== Segment start ==

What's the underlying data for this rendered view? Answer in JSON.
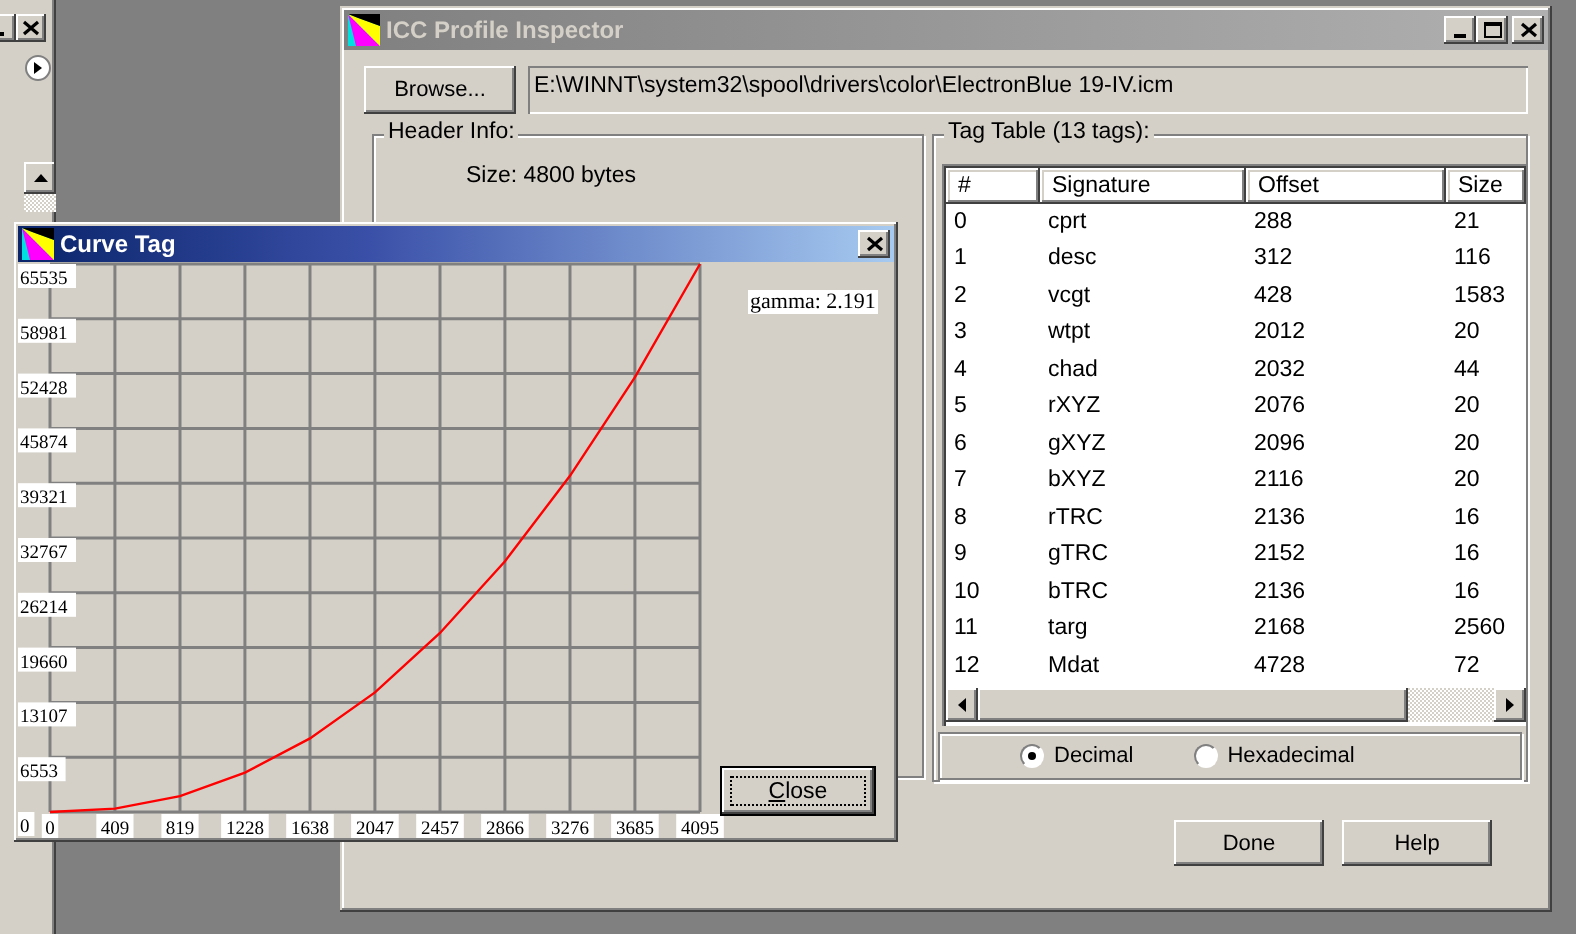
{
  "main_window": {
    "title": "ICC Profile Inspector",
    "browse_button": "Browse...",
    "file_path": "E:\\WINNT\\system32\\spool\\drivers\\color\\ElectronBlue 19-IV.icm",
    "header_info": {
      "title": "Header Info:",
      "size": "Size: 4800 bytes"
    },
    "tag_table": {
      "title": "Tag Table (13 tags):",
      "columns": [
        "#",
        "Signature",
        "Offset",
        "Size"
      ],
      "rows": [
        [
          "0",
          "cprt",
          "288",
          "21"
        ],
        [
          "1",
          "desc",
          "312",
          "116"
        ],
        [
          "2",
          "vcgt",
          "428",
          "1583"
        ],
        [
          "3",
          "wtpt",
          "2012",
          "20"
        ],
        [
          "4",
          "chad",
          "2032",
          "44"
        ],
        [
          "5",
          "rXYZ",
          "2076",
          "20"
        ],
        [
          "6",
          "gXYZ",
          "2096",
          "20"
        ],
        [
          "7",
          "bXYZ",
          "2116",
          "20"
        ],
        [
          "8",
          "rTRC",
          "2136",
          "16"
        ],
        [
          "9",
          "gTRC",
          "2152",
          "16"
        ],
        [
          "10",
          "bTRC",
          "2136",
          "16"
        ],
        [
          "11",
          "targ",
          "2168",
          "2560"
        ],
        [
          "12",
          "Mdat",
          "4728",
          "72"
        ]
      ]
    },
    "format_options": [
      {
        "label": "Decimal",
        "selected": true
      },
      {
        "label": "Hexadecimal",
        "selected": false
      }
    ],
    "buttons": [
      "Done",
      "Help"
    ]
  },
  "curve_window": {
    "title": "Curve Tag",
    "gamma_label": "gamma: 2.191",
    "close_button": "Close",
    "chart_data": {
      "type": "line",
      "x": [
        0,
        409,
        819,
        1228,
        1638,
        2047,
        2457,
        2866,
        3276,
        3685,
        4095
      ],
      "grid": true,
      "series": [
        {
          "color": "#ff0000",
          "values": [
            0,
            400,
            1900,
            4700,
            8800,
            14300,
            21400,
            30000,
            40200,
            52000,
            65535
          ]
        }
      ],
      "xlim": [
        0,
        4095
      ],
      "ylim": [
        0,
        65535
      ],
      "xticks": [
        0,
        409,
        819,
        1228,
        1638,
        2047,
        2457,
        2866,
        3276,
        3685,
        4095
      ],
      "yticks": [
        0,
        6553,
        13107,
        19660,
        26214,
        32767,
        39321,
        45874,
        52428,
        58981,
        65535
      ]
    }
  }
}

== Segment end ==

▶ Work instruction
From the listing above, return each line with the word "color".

▶ Response
    "file_path": "E:\\WINNT\\system32\\spool\\drivers\\color\\ElectronBlue 19-IV.icm",
          "color": "#ff0000",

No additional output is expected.